→ Work item
Which lines below include "this"? Copy them all.

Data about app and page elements

====

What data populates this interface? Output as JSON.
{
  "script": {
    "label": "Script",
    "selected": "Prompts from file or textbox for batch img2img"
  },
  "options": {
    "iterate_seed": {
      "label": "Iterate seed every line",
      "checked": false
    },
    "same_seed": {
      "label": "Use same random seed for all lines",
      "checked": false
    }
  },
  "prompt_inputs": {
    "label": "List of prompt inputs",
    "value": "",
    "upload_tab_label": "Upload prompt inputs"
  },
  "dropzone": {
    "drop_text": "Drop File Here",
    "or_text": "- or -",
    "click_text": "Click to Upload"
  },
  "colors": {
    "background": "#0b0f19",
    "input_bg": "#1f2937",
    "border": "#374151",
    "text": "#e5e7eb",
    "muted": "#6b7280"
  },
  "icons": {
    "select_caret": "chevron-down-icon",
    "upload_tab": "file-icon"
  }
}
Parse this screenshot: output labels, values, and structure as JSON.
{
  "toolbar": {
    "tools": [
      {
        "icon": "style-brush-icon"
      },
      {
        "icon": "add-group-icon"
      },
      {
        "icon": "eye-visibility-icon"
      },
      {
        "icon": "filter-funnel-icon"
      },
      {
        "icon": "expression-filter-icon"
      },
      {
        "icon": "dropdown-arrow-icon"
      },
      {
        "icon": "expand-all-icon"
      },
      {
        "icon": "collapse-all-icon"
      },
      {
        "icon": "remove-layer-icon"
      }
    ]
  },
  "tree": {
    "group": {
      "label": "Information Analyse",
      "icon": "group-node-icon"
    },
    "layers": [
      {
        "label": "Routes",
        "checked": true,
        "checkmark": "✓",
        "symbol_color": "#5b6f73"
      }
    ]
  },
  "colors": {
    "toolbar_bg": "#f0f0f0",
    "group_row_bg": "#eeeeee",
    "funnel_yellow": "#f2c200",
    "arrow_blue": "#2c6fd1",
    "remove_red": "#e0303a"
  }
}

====

→ Solution
What data populates this interface? Output as JSON.
Parse this screenshot: output labels, values, and structure as JSON.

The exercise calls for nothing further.